Entries provided ::
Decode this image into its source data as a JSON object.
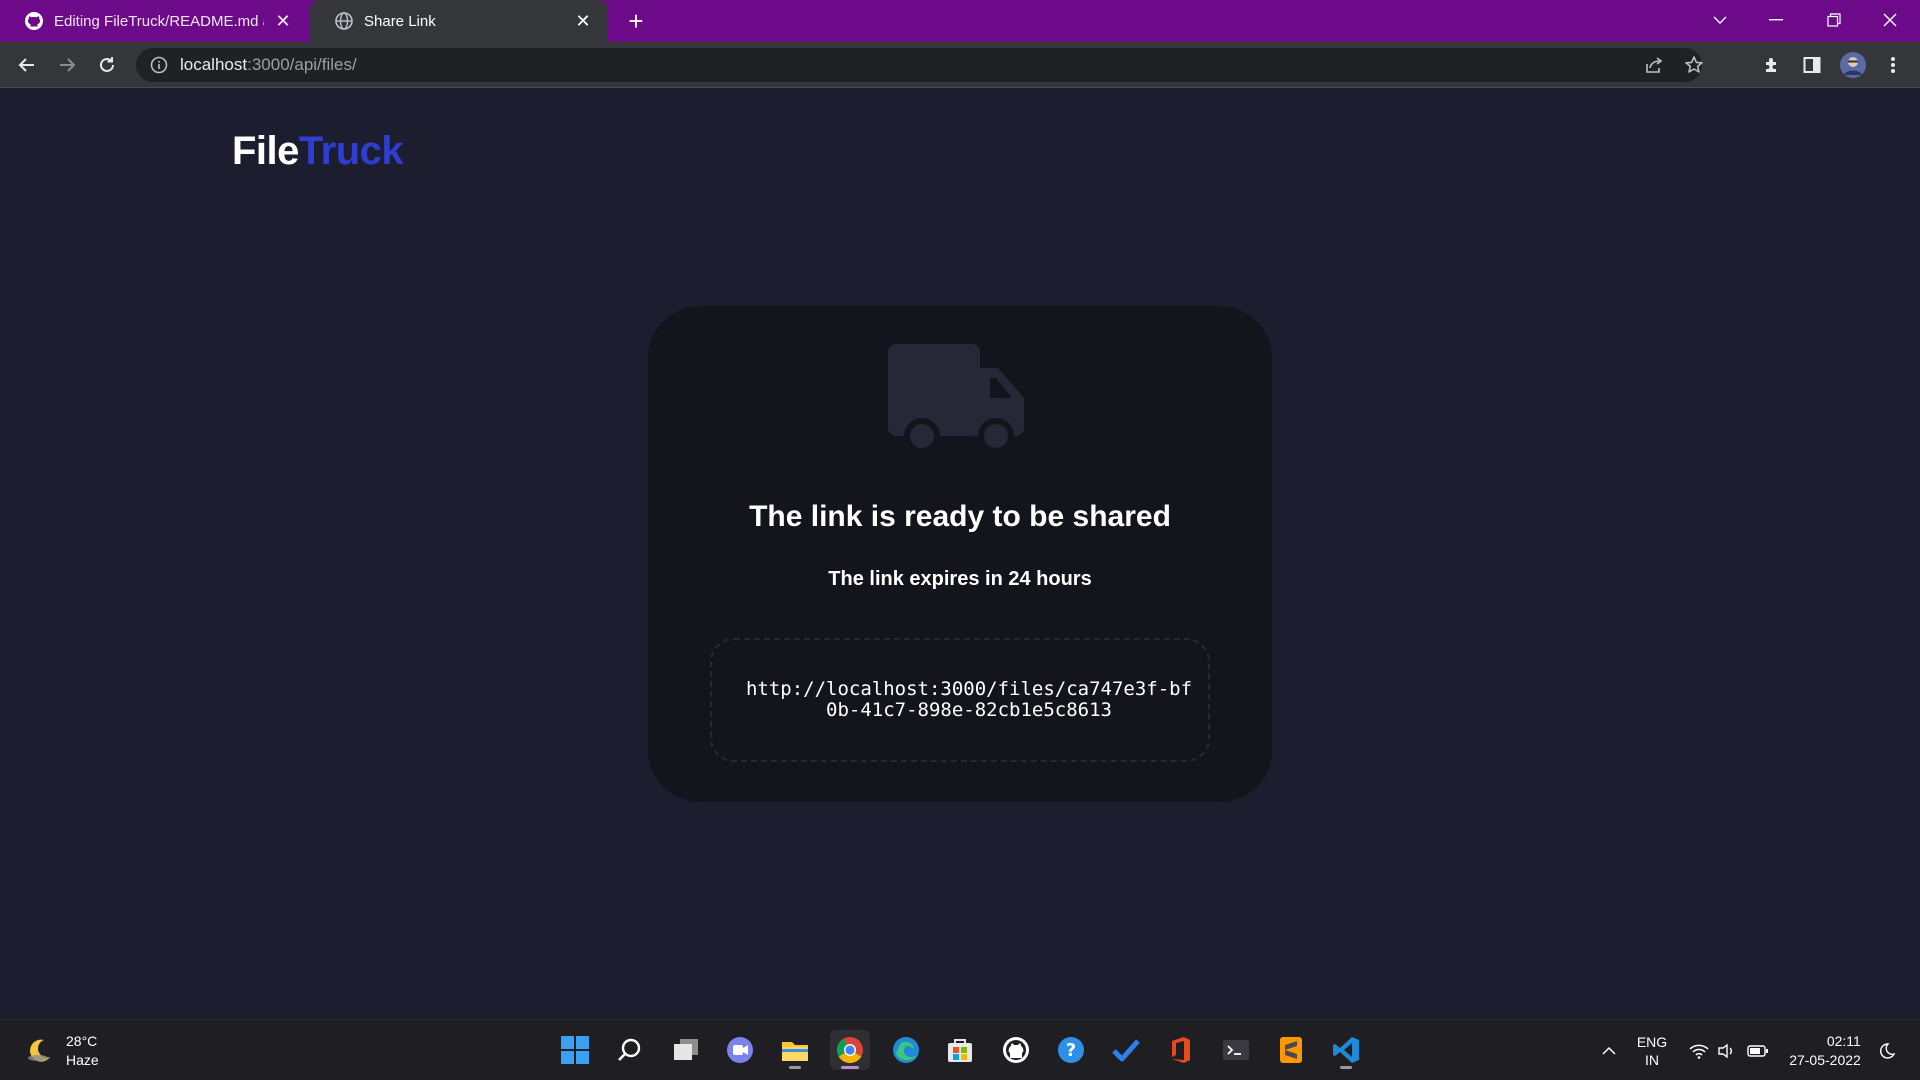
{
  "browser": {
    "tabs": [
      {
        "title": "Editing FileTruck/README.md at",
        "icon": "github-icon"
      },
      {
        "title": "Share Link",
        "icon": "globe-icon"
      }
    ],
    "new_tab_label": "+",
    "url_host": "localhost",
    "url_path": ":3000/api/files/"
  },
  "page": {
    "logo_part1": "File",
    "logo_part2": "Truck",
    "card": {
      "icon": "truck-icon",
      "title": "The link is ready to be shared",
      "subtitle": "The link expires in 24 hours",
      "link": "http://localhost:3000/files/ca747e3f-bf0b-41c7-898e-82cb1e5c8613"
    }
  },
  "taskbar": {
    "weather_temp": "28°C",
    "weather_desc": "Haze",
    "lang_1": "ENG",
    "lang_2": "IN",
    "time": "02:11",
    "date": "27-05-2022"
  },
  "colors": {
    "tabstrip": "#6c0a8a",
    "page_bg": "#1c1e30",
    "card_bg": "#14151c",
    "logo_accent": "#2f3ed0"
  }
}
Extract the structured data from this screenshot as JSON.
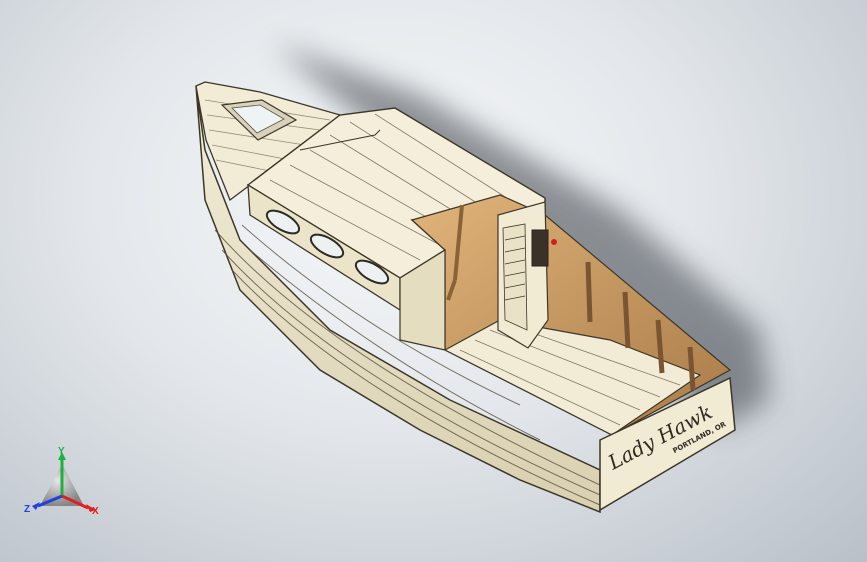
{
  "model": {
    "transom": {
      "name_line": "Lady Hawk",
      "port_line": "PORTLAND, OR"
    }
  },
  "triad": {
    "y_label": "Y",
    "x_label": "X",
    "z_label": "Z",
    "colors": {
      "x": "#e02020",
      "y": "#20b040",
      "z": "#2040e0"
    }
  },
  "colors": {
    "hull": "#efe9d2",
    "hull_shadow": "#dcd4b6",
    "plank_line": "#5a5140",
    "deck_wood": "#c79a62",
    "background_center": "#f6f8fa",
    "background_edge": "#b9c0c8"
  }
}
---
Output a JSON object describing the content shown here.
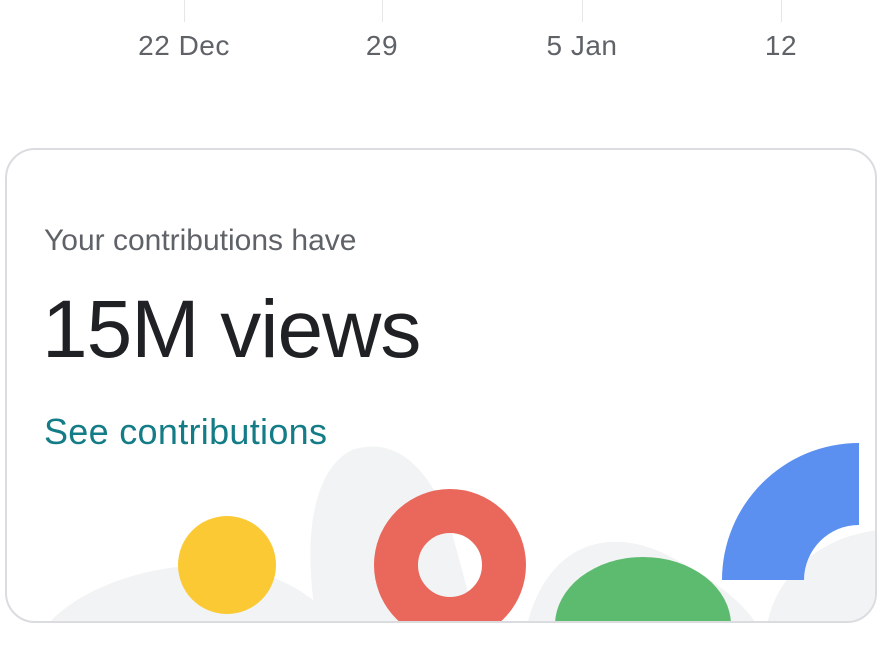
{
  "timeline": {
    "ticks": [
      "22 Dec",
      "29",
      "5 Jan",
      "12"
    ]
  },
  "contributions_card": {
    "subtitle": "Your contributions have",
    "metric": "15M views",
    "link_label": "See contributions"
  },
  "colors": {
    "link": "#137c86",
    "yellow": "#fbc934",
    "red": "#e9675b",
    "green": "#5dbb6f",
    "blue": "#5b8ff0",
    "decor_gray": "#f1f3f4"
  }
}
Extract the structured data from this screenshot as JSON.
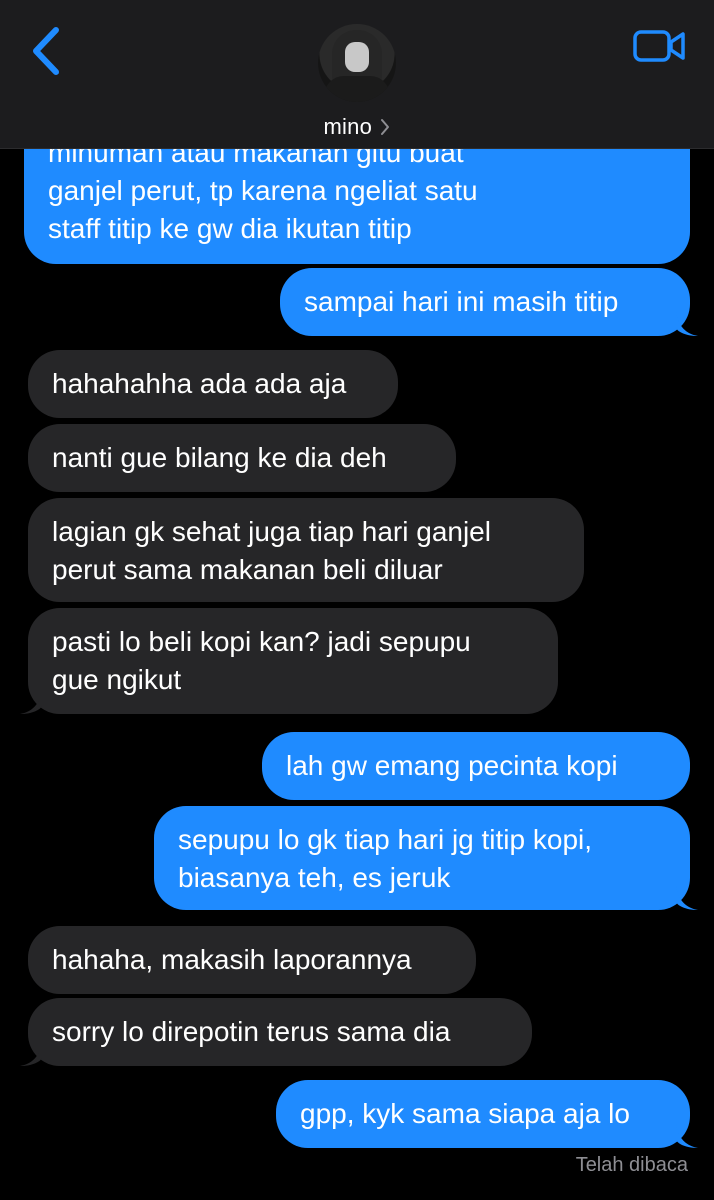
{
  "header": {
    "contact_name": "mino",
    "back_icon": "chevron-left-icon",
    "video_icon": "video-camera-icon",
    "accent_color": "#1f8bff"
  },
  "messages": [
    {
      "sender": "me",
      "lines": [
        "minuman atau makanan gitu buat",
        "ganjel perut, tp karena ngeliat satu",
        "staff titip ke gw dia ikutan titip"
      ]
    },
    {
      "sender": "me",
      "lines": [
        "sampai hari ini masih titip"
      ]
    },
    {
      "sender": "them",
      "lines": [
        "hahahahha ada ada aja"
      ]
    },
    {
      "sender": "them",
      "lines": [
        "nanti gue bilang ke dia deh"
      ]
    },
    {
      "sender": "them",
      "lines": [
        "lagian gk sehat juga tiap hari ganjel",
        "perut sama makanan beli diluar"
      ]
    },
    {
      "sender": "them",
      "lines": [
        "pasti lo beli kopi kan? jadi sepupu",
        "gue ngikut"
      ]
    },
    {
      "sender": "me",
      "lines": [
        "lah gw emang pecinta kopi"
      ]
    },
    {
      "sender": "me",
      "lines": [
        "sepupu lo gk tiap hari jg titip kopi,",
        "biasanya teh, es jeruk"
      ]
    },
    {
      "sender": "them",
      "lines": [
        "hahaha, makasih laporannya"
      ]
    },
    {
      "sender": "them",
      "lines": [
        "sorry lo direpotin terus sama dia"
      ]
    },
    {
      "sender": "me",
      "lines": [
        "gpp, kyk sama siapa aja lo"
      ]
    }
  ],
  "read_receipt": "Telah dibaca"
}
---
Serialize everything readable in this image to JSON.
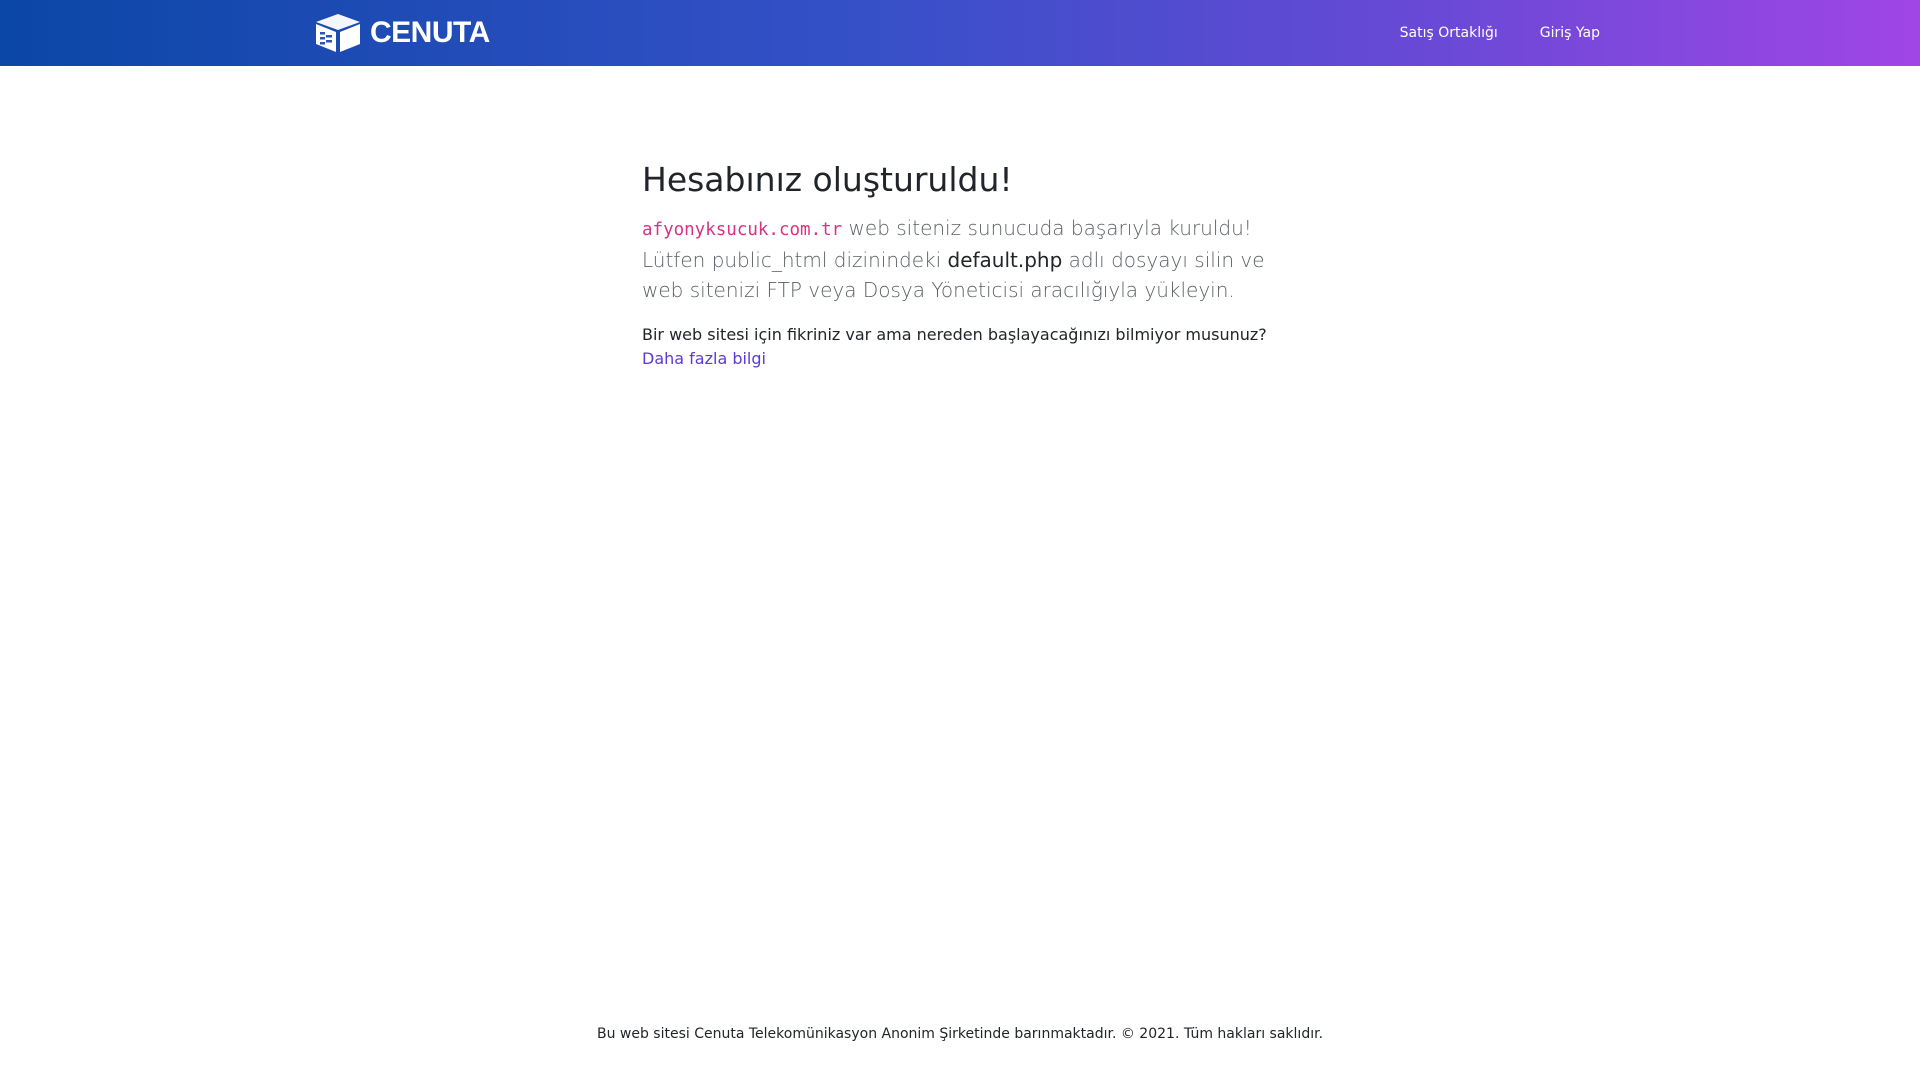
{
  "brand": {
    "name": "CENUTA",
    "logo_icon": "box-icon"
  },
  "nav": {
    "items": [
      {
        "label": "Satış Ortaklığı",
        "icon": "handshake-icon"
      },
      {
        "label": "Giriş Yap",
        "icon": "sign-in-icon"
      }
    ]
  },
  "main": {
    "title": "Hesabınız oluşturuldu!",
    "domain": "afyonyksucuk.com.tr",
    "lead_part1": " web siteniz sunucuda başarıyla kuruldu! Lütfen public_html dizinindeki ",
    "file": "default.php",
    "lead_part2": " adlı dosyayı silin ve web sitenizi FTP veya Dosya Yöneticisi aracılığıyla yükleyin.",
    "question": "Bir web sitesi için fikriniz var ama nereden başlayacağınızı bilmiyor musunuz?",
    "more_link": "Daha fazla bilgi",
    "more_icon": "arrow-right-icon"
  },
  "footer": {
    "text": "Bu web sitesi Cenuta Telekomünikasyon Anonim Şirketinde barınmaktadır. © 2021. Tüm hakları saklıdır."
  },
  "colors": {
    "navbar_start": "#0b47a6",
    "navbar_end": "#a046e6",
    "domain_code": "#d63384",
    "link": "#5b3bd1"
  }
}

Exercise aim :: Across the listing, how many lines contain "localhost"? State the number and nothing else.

Output :: 2